The 70D raises the bar
While Tesla's new entry-level Model S may cost about $4,000 more than the now retired 208-mile EPA-rated range 60 kWh, the 70D is a whole lot more car.
At $75,000 before any tax credits, the new entry-level Model S has 240 miles of EPA-rated range and now comes standard with dual-motor all-wheel drive. And access to Tesla's Supercharging network for long-distance travel, which used to cost $2,000 for those ordering the 60 kWh Model S, now comes standard with every Tesla order.
The 70D's performance leaves the 60 in the dust and even challenges the specs of Tesla's previous 85D (along with the introduction of 70D, the 85D motor was updated today), which gets 270 miles of EPA-rated range.
Further, with the launch of the 70D Model S, the unlimited-mile 8-year warranty on the battery and drive unit that used to be reserved for only 85 kWh versions of Model S is now included with every Model S. The previous entry-level battery and motor warranty for Tesla's 60 Model S was eight years or 125,000 miles -- whichever came first.Of course the performance of the 70D still lags well behind Tesla's performance version of its 85 kWh dual-motor Model S, or the P85D. The P85D has total front and rear horsepower of 691, a top speed of 155, and a zero-to-60 time of 3.2 seconds.
Tesla also introduced three new colors, including ocean blue, obsidian black, and warm silver.
Other features standard on the 70D worth noting include:
- Autopilot hardware
- Automatic keyless entry with receding door handles self presenting (no longer requires tech package)
- Lane departure warning
- Automatic emergency braking
- Parking sensors

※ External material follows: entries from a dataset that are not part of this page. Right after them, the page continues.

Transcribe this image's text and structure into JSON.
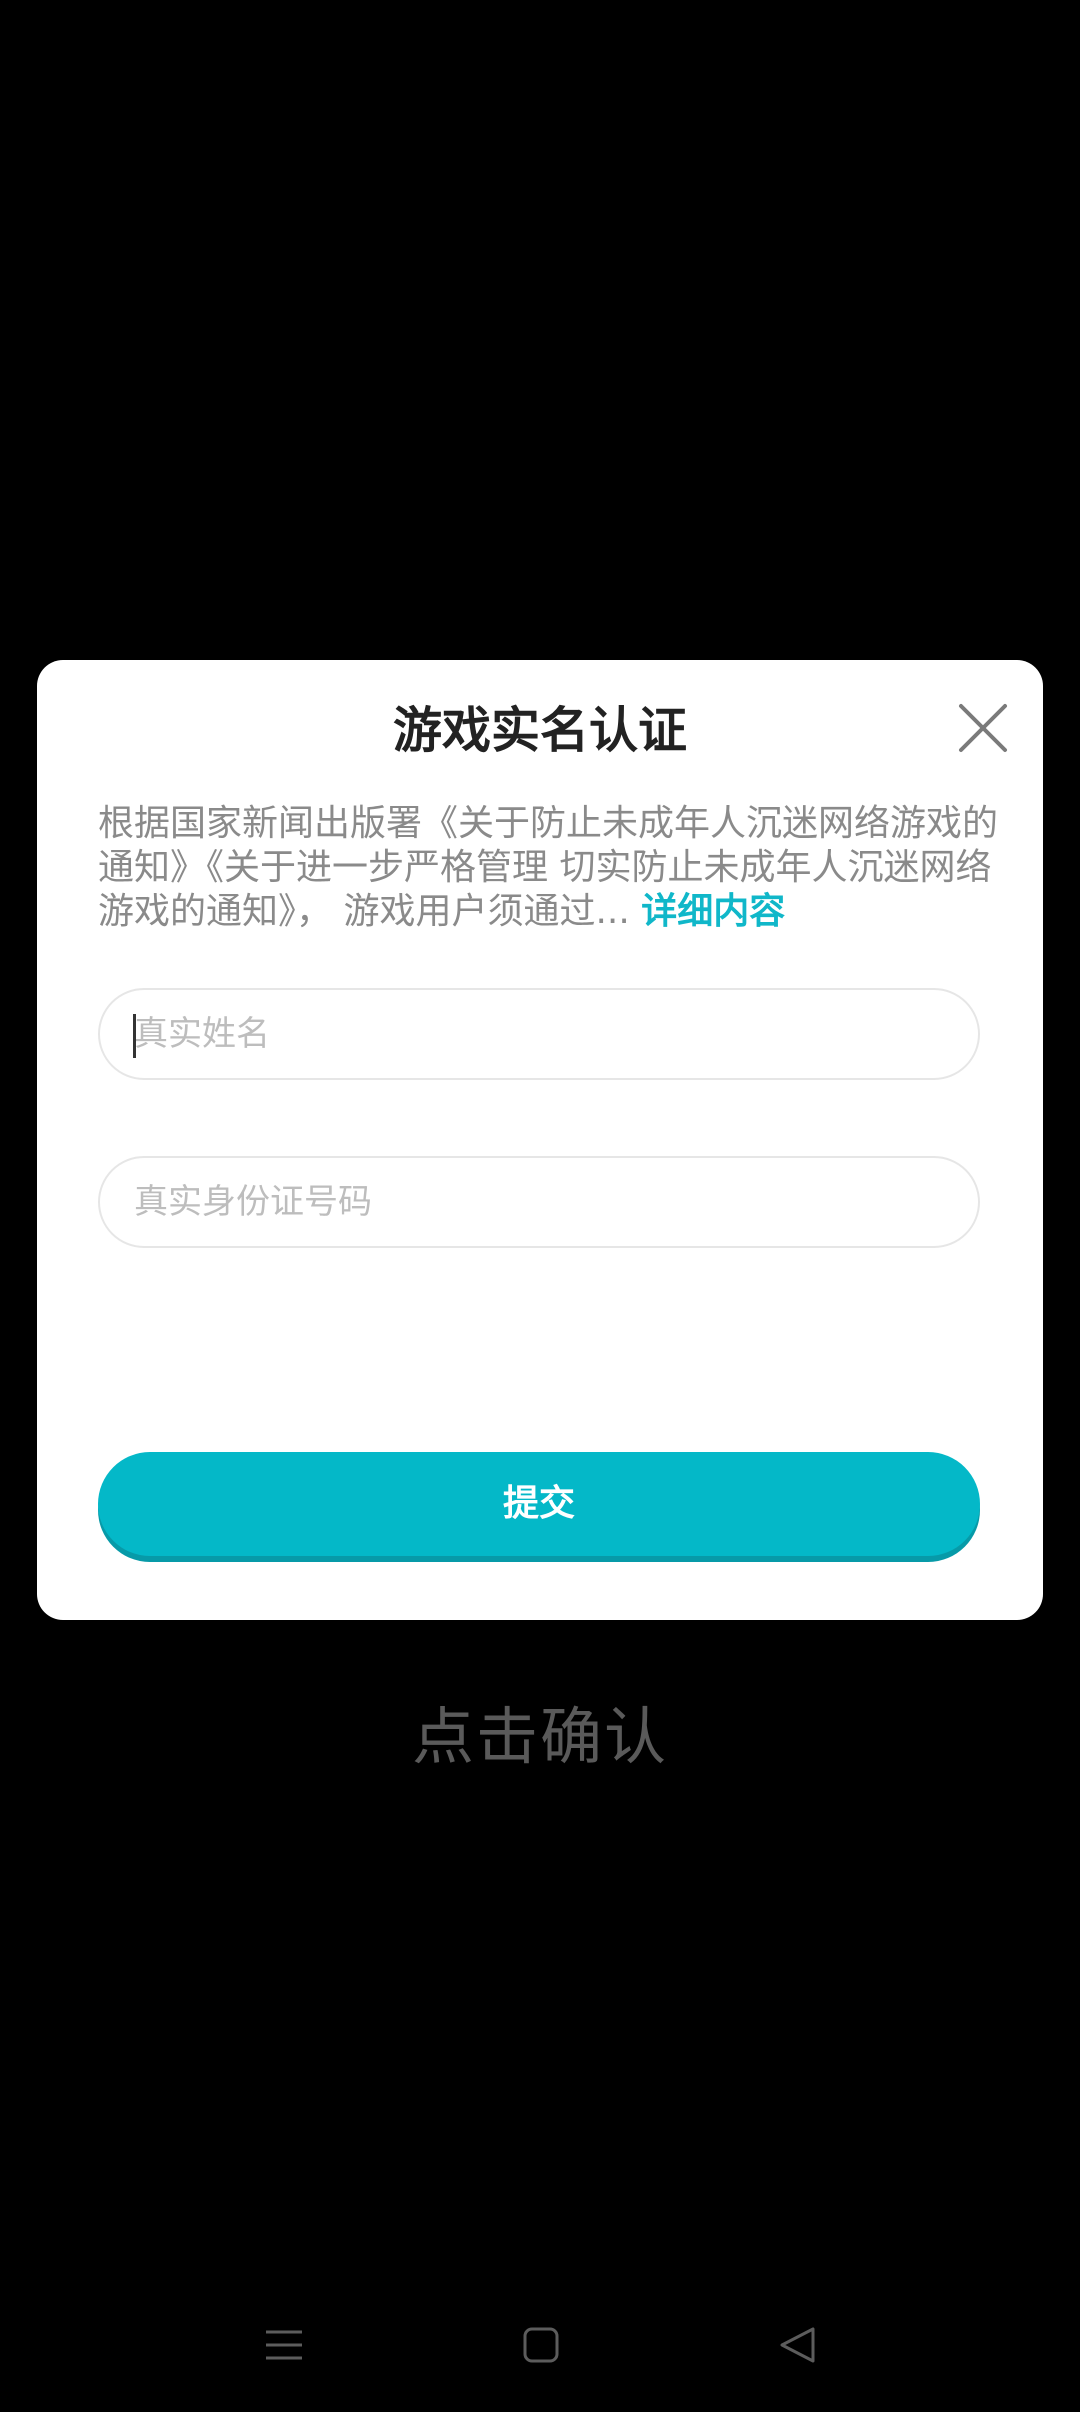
{
  "dialog": {
    "title": "游戏实名认证",
    "notice_text": "根据国家新闻出版署《关于防止未成年人沉迷网络游戏的通知》《关于进一步严格管理 切实防止未成年人沉迷网络游戏的通知》， 游戏用户须通过... ",
    "notice_link": "详细内容",
    "name_placeholder": "真实姓名",
    "id_placeholder": "真实身份证号码",
    "submit_label": "提交",
    "close_icon": "close-icon",
    "accent_color": "#04b8c8"
  },
  "background": {
    "confirm_text": "点击确认"
  },
  "navbar": {
    "icons": [
      "menu-icon",
      "home-icon",
      "back-icon"
    ]
  }
}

With the 70D, Tesla has undoubtedly upped the ante for its entry-level Model S. The value proposition for Model S is better than ever.
Editor's note: A previous version of this article was based on early information and stated incorrect horsepower for the 70D Model S. The zero-to-60 time is unchanged.
Daniel Sparks owns shares of Tesla Motors. The Motley Fool recommends Tesla Motors. The Motley Fool owns shares of Tesla Motors. Try any of our Foolish newsletter services free for 30 days. We Fools may not all hold the same opinions, but we all believe that considering a diverse range of insights makes us better investors. The Motley Fool has a disclosure policy.